We provide biennial training for Associates, including management, involved in the development and buying of merchandise, as well as cyclical in-person training for our buying agents, certain vendors and their factory representatives around the world. Among other things, this training provides guidance on recognizing and mitigating the risks of forced labor, modern slavery, and human trafficking. A senior member of our U.S.-based Global Social Compliance team travels globally to attend these training sessions in person, making sure our commitment to these important issues is clear.
Grievance Mechanisms. TJX Associates are encouraged to raise any concerns without fear of retaliation and have multiple channels to do so, including an ethics hotline staffed by independent third-party operators. External stakeholders, including vendor personnel, may reach us via any of the phone numbers or addresses listed by locality on the "Contact Us" section of our corporate website.

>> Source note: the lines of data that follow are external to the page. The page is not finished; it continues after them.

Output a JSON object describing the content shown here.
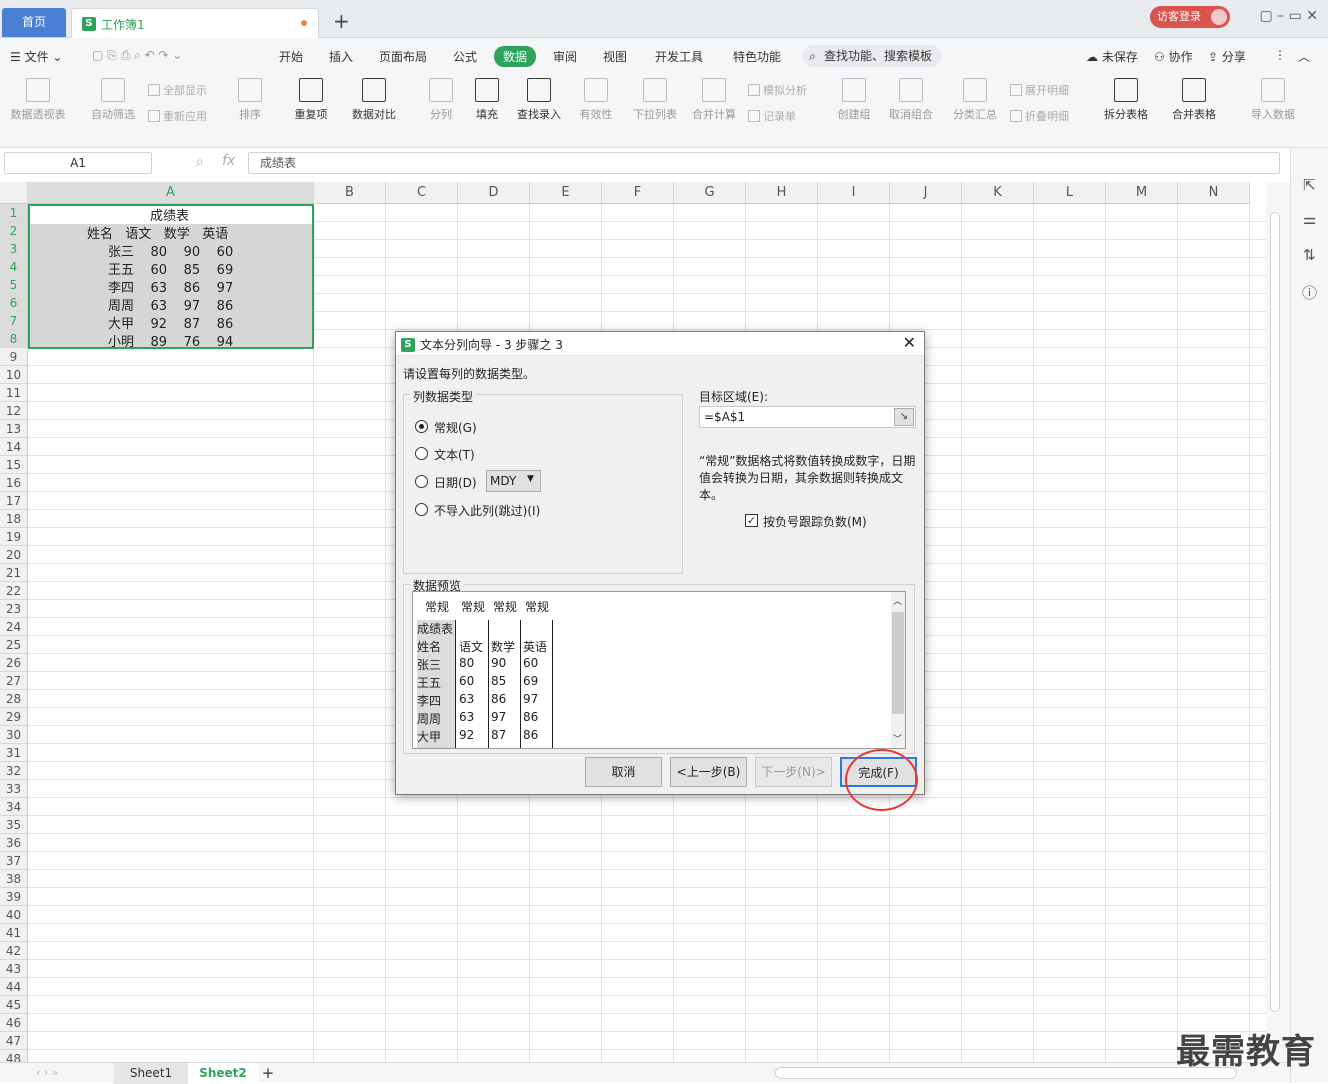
{
  "titlebar": {
    "home_tab": "首页",
    "workbook_tab": "工作簿1",
    "s_logo": "S",
    "win_controls": "▢  –  ▭  ✕",
    "visitor_login": "访客登录"
  },
  "menu": {
    "file": "文件",
    "items": [
      "开始",
      "插入",
      "页面布局",
      "公式",
      "数据",
      "审阅",
      "视图",
      "开发工具",
      "特色功能"
    ],
    "search": "查找功能、搜索模板",
    "unsaved": "未保存",
    "collab": "协作",
    "share": "分享"
  },
  "ribbon": {
    "pivot": "数据透视表",
    "autofilter": "自动筛选",
    "show_all": "全部显示",
    "reapply": "重新应用",
    "sort": "排序",
    "dup": "重复项",
    "compare": "数据对比",
    "split": "分列",
    "fill": "填充",
    "lookup": "查找录入",
    "valid": "有效性",
    "dropdown": "下拉列表",
    "merge_calc": "合并计算",
    "simulate": "模拟分析",
    "record": "记录单",
    "group": "创建组",
    "ungroup": "取消组合",
    "subtotal": "分类汇总",
    "expand": "展开明细",
    "collapse": "折叠明细",
    "split_table": "拆分表格",
    "merge_table": "合并表格",
    "import": "导入数据"
  },
  "formula": {
    "name_box": "A1",
    "fx": "fx",
    "value": "成绩表"
  },
  "columns": [
    "A",
    "B",
    "C",
    "D",
    "E",
    "F",
    "G",
    "H",
    "I",
    "J",
    "K",
    "L",
    "M",
    "N"
  ],
  "rows": [
    "1",
    "2",
    "3",
    "4",
    "5",
    "6",
    "7",
    "8",
    "9",
    "10",
    "11",
    "12",
    "13",
    "14",
    "15",
    "16",
    "17",
    "18",
    "19",
    "20",
    "21",
    "22",
    "23",
    "24",
    "25",
    "26",
    "27",
    "28",
    "29",
    "30",
    "31",
    "32",
    "33",
    "34",
    "35",
    "36",
    "37",
    "38",
    "39",
    "40",
    "41",
    "42",
    "43",
    "44",
    "45",
    "46",
    "47",
    "48"
  ],
  "cells": {
    "r1": "成绩表",
    "r2": "姓名   语文   数学   英语",
    "r3": "张三    80    90    60",
    "r4": "王五    60    85    69",
    "r5": "李四    63    86    97",
    "r6": "周周    63    97    86",
    "r7": "大甲    92    87    86",
    "r8": "小明    89    76    94"
  },
  "sheets": {
    "s1": "Sheet1",
    "s2": "Sheet2",
    "add": "+"
  },
  "dialog": {
    "title": "文本分列向导 - 3 步骤之 3",
    "instruction": "请设置每列的数据类型。",
    "group_label": "列数据类型",
    "opt_general": "常规(G)",
    "opt_text": "文本(T)",
    "opt_date": "日期(D)",
    "date_format": "MDY",
    "opt_skip": "不导入此列(跳过)(I)",
    "dest_label": "目标区域(E):",
    "dest_value": "=$A$1",
    "note": "“常规”数据格式将数值转换成数字，日期值会转换为日期，其余数据则转换成文本。",
    "negative": "按负号跟踪负数(M)",
    "preview_label": "数据预览",
    "preview_headers": [
      "常规",
      "常规",
      "常规",
      "常规"
    ],
    "preview_rows": [
      [
        "成绩表",
        "",
        "",
        ""
      ],
      [
        "姓名",
        "语文",
        "数学",
        "英语"
      ],
      [
        "张三",
        "80",
        "90",
        "60"
      ],
      [
        "王五",
        "60",
        "85",
        "69"
      ],
      [
        "李四",
        "63",
        "86",
        "97"
      ],
      [
        "周周",
        "63",
        "97",
        "86"
      ],
      [
        "大甲",
        "92",
        "87",
        "86"
      ]
    ],
    "cancel": "取消",
    "back": "<上一步(B)",
    "next": "下一步(N)>",
    "finish": "完成(F)"
  },
  "watermark": "最需教育"
}
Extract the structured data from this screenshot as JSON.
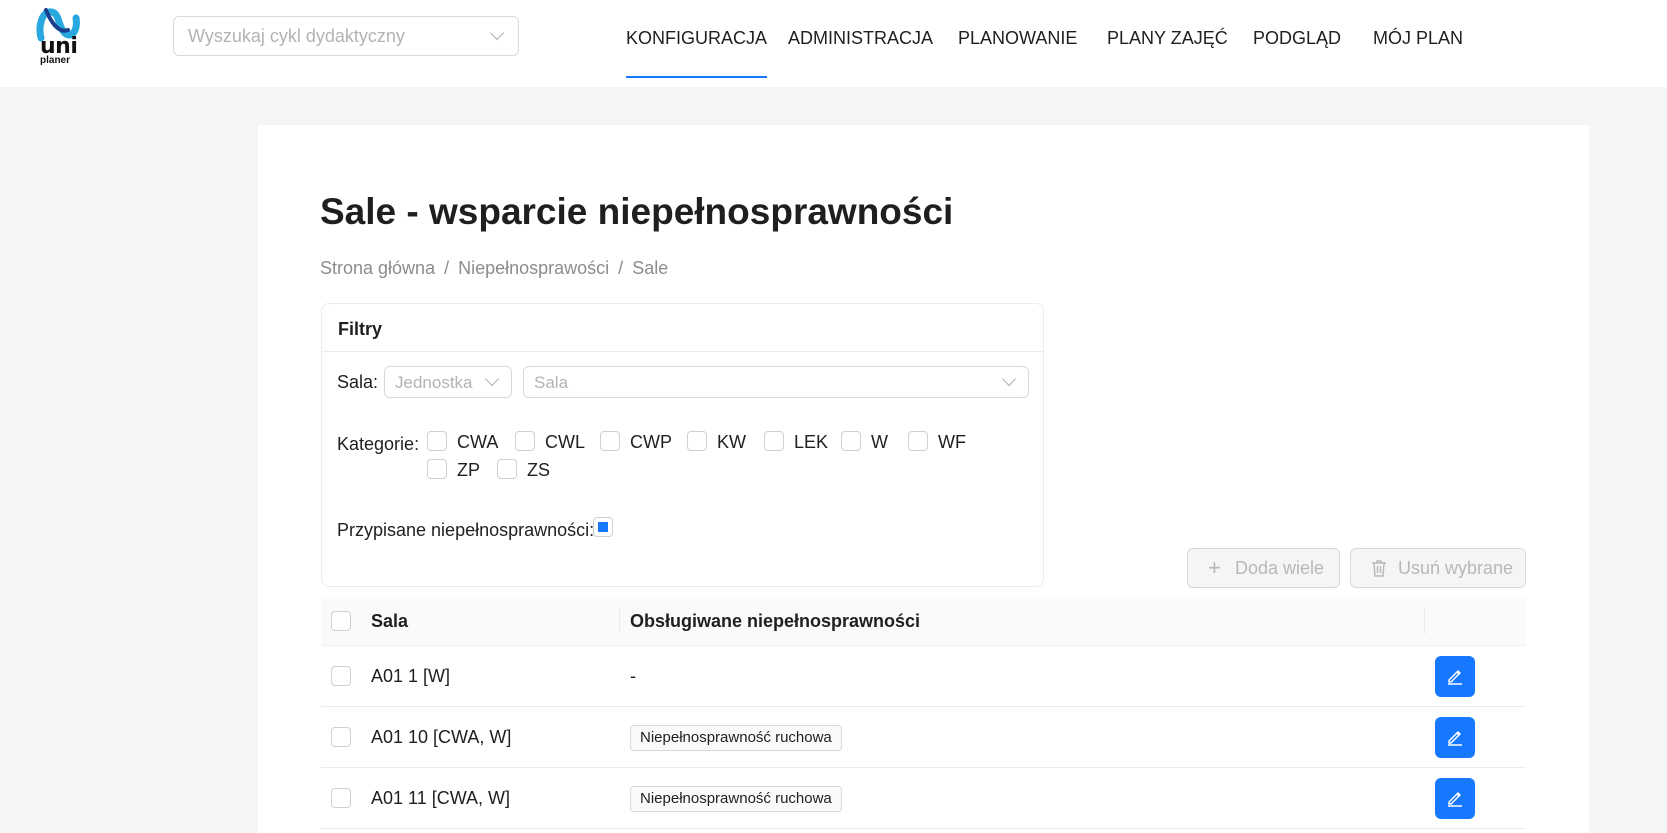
{
  "header": {
    "logo": {
      "line1": "uni",
      "line2": "planer"
    },
    "cycle_search": {
      "placeholder": "Wyszukaj cykl dydaktyczny"
    },
    "nav": [
      {
        "label": "KONFIGURACJA",
        "active": true
      },
      {
        "label": "ADMINISTRACJA",
        "active": false
      },
      {
        "label": "PLANOWANIE",
        "active": false
      },
      {
        "label": "PLANY ZAJĘĆ",
        "active": false
      },
      {
        "label": "PODGLĄD",
        "active": false
      },
      {
        "label": "MÓJ PLAN",
        "active": false
      }
    ],
    "accent_color": "#1677ff"
  },
  "page": {
    "title": "Sale - wsparcie niepełnosprawności",
    "breadcrumb": [
      "Strona główna",
      "Niepełnosprawości",
      "Sale"
    ]
  },
  "filters": {
    "title": "Filtry",
    "room_label": "Sala",
    "unit_placeholder": "Jednostka",
    "room_placeholder": "Sala",
    "categories_label": "Kategorie",
    "categories": [
      {
        "label": "CWA",
        "checked": false
      },
      {
        "label": "CWL",
        "checked": false
      },
      {
        "label": "CWP",
        "checked": false
      },
      {
        "label": "KW",
        "checked": false
      },
      {
        "label": "LEK",
        "checked": false
      },
      {
        "label": "W",
        "checked": false
      },
      {
        "label": "WF",
        "checked": false
      },
      {
        "label": "ZP",
        "checked": false
      },
      {
        "label": "ZS",
        "checked": false
      }
    ],
    "assigned_label": "Przypisane niepełnosprawności",
    "assigned_state": "indeterminate"
  },
  "actions": {
    "add_many": "Doda wiele",
    "delete_selected": "Usuń wybrane"
  },
  "table": {
    "columns": [
      "Sala",
      "Obsługiwane niepełnosprawności"
    ],
    "rows": [
      {
        "room": "A01 1 [W]",
        "disabilities": "-",
        "tag": false
      },
      {
        "room": "A01 10 [CWA, W]",
        "disabilities": "Niepełnosprawność ruchowa",
        "tag": true
      },
      {
        "room": "A01 11 [CWA, W]",
        "disabilities": "Niepełnosprawność ruchowa",
        "tag": true
      }
    ]
  }
}
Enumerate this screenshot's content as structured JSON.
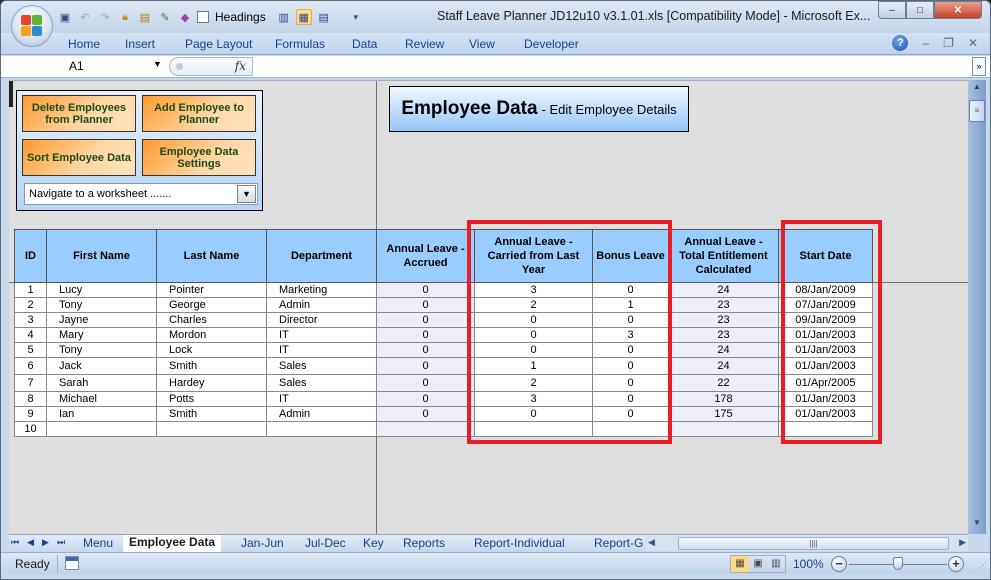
{
  "window": {
    "title": "Staff Leave Planner JD12u10 v3.1.01.xls  [Compatibility Mode] - Microsoft Ex...",
    "controls": {
      "minimize": "–",
      "maximize": "□",
      "close": "✕"
    }
  },
  "quick_access": {
    "headings_label": "Headings",
    "icons": [
      "save-icon",
      "undo-icon",
      "redo-icon",
      "protect-sheet-icon",
      "protect-workbook-icon",
      "design-mode-icon",
      "properties-icon",
      "headings-checkbox",
      "page-layout-view-icon",
      "normal-view-icon",
      "page-break-preview-icon",
      "customize-qat-icon"
    ]
  },
  "ribbon": {
    "tabs": [
      "Home",
      "Insert",
      "Page Layout",
      "Formulas",
      "Data",
      "Review",
      "View",
      "Developer"
    ],
    "help": "?",
    "mdi_min": "–",
    "mdi_restore": "❐",
    "mdi_close": "✕"
  },
  "formula_bar": {
    "name_box": "A1",
    "fx": "fx",
    "formula": "",
    "expand": "»"
  },
  "control_panel": {
    "buttons": [
      "Delete Employees from Planner",
      "Add Employee to Planner",
      "Sort  Employee Data",
      "Employee Data Settings"
    ],
    "navigate_select": "Navigate to a worksheet ......."
  },
  "banner": {
    "title": "Employee Data",
    "subtitle": "- Edit Employee Details"
  },
  "table": {
    "headers": [
      "ID",
      "First Name",
      "Last Name",
      "Department",
      "Annual Leave - Accrued",
      "Annual Leave - Carried from Last Year",
      "Bonus Leave",
      "Annual Leave - Total Entitlement Calculated",
      "Start Date"
    ],
    "rows": [
      [
        "1",
        "Lucy",
        "Pointer",
        "Marketing",
        "0",
        "3",
        "0",
        "24",
        "08/Jan/2009"
      ],
      [
        "2",
        "Tony",
        "George",
        "Admin",
        "0",
        "2",
        "1",
        "23",
        "07/Jan/2009"
      ],
      [
        "3",
        "Jayne",
        "Charles",
        "Director",
        "0",
        "0",
        "0",
        "23",
        "09/Jan/2009"
      ],
      [
        "4",
        "Mary",
        "Mordon",
        "IT",
        "0",
        "0",
        "3",
        "23",
        "01/Jan/2003"
      ],
      [
        "5",
        "Tony",
        "Lock",
        "IT",
        "0",
        "0",
        "0",
        "24",
        "01/Jan/2003"
      ],
      [
        "6",
        "Jack",
        "Smith",
        "Sales",
        "0",
        "1",
        "0",
        "24",
        "01/Jan/2003"
      ],
      [
        "7",
        "Sarah",
        "Hardey",
        "Sales",
        "0",
        "2",
        "0",
        "22",
        "01/Apr/2005"
      ],
      [
        "8",
        "Michael",
        "Potts",
        "IT",
        "0",
        "3",
        "0",
        "178",
        "01/Jan/2003"
      ],
      [
        "9",
        "Ian",
        "Smith",
        "Admin",
        "0",
        "0",
        "0",
        "175",
        "01/Jan/2003"
      ],
      [
        "10",
        "",
        "",
        "",
        "",
        "",
        "",
        "",
        ""
      ]
    ],
    "highlight_color": "#ea1c24",
    "header_color": "#99ccff"
  },
  "sheet_tabs": {
    "tabs": [
      "Menu",
      "Employee Data",
      "Jan-Jun",
      "Jul-Dec",
      "Key",
      "Reports",
      "Report-Individual",
      "Report-G"
    ],
    "active": "Employee Data",
    "nav": [
      "⏮",
      "◀",
      "▶",
      "⏭"
    ]
  },
  "statusbar": {
    "status": "Ready",
    "zoom": "100%",
    "zoom_minus": "−",
    "zoom_plus": "+",
    "zoom_fraction": 0.5
  }
}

This Statement relates to our fiscal year that commenced on February 4, 2018 and ended February 2, 2019. It encompasses The TJX Companies, Inc. and its consolidated subsidiaries because we take a global approach to modern slavery compliance. However, not all of our consolidated subsidiaries are subject to the California Transparency in Supply Chains Act or the U.K. Modern Slavery Act. This Statement was approved on July 31, 2019 by the Board of Directors of TJX UK, which is the TJX subsidiary subject to the U.K. Modern Slavery Act, and signed by the undersigned Director of TJX UK on July 31, 2019.
David L. Averill, Director